“There is no magic bullet—but there is effective buckshot,” writes M.L. Cavanaugh in an article for the Modern War Institute. In other words, there is no one political doctrine, diplomatic policy or single military strategy that can address these threats to our national security. Cavanaugh advocates a three-dimensional response: First, be willing to engage the global situation by simultaneously confronting the potential threats. This involves our full arsenal of diplomacy, international influence, our ability to project military power and more. There is an old adage that “If the only tool you have is a hammer, every problem looks like a nail.” The threats we face are diverse and asymmetrical. Our responses must be diverse and asymmetrical, too.
Cavanaugh then quotes British military expert Sir Michael Howard who prescribes sending in the “spooks, geeks, and thugs.” The spooks are our impressive intelligence capabilities. The geeks are those who can use, and counter, cyber and digital capabilities. The thugs are U.S. Special Forces and other military assets who are experts at bringing brute force and unmatched military muscle to counter those who would do us harm. Finally, Cavanaugh calls for tapping into the American Arsenal of Democracy—our proven ability to train, equip and inspire those who would stand with us in our fight against those who would stamp out freedom, democracy and the rule of law.
These strategic responses have merit and call for serious consideration and implementation. However, I would add to this list the dire necessity for our nation’s elected leaders to lay aside the partisanship and political gamesmanship that plagues our nation’s capital.
The incessant leaks from various government agencies, and the defense of these leaks by the political left and the media, must be stopped and those responsible for the leaks held accountable. The leak of classified material or confidential communication is not only illegal, it is an unbridled threat to national security. No amount of personal righteous indignation can justify what is a blatantly unpatriotic and morally repulsive act. In a nation governed by the rules of law, the end does not justify the means.
Our enemies, foreign and domestic, delight in the turmoil and disunity that dominates the news cycle. What is politically expedient and personally gratifying may not be good for the nation and is a disservice to the people who elected men and women to represent them in what is supposed to be the hallowed halls of Congress. The rancor eats away at the heart of our democracy.
Our nation’s unity is the building block of national security.

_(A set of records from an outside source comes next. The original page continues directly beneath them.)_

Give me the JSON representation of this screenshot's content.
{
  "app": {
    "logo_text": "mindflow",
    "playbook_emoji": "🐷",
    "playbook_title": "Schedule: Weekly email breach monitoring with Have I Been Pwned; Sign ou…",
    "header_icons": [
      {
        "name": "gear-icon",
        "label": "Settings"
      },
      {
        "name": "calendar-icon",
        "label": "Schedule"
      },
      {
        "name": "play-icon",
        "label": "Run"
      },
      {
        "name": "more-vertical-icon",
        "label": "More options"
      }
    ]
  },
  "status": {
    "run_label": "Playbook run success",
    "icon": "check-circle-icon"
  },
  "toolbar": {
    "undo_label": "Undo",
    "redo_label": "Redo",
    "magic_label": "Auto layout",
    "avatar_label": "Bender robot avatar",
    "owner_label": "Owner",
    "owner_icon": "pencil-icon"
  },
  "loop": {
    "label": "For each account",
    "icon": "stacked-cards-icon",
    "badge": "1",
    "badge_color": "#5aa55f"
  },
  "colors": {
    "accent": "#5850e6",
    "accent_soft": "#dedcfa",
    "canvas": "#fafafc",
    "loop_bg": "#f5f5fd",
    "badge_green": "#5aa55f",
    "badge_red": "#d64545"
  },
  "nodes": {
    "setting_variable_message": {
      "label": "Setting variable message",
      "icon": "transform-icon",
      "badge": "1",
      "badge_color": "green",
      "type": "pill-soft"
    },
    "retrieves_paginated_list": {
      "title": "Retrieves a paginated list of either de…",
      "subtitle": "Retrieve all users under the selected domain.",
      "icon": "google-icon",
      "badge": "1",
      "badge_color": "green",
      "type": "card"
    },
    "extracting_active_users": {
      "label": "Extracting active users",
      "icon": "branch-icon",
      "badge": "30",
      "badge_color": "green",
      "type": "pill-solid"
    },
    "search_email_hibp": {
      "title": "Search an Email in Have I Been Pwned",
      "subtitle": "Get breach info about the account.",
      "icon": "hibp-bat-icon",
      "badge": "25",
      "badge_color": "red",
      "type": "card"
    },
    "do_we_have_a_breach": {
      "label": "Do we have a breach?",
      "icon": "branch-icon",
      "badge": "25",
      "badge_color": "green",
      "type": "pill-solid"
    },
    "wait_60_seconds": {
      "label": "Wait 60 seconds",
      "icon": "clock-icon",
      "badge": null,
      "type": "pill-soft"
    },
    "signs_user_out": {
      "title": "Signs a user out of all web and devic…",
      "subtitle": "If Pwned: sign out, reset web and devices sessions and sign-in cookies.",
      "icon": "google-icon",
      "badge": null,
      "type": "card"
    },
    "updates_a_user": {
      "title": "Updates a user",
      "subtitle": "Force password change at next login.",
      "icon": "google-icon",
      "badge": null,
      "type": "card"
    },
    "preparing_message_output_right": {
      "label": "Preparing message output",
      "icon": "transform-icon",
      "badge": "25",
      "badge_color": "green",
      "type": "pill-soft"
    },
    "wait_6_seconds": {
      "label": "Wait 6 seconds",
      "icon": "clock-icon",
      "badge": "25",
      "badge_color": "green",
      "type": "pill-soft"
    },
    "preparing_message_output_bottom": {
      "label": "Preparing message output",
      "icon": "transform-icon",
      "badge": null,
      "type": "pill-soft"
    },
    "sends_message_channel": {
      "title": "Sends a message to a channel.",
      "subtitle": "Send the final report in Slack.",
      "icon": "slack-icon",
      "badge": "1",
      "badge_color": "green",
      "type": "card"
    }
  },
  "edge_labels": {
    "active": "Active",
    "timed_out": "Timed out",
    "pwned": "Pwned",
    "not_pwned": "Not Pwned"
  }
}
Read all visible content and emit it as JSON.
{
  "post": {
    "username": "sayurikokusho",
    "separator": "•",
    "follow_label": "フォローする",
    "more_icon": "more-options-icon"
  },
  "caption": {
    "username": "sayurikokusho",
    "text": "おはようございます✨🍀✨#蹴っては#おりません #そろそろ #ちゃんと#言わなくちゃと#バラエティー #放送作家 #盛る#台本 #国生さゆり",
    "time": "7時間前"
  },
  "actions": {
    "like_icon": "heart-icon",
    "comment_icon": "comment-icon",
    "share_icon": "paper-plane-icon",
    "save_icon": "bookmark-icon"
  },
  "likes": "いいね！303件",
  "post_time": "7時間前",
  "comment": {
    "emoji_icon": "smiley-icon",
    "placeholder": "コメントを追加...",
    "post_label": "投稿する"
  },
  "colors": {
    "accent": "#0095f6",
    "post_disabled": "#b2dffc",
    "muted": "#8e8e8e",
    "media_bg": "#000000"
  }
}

The historic five-hour meeting between President Trump and North Korea’s Kim Jong Un ended with a signed agreement between the two leaders. It is not a treaty, as it does not contain any details as to implementation or a way forward in order to bring about the general goals in the signed agreement.
As the planned summit between the United States and North Korea was on, then off, and now on again, President Trump acknowledged that the phased dismantling of North Korea’s nuclear weapons program was a possibility. Many in the media latched onto this as a reversal of the President’s pledge that...
Last week, the Supreme Court of the United States heard oral arguments concerning the legality of President Trump’s National Security Proclamation . The Proclamation, issued in September, fulfilled the promise of President Trump’s March 6, 2017 National Security Executive Order. The March 6th...
It was revealed this week that CIA Director (and Secretary of State nominee) Mike Pompeo traveled Easter Weekend for personal talks with Kim Jong Un, the leader of North Korea. It was a surprising development, which comes as the United States and North Korea lay the groundwork for direct talks...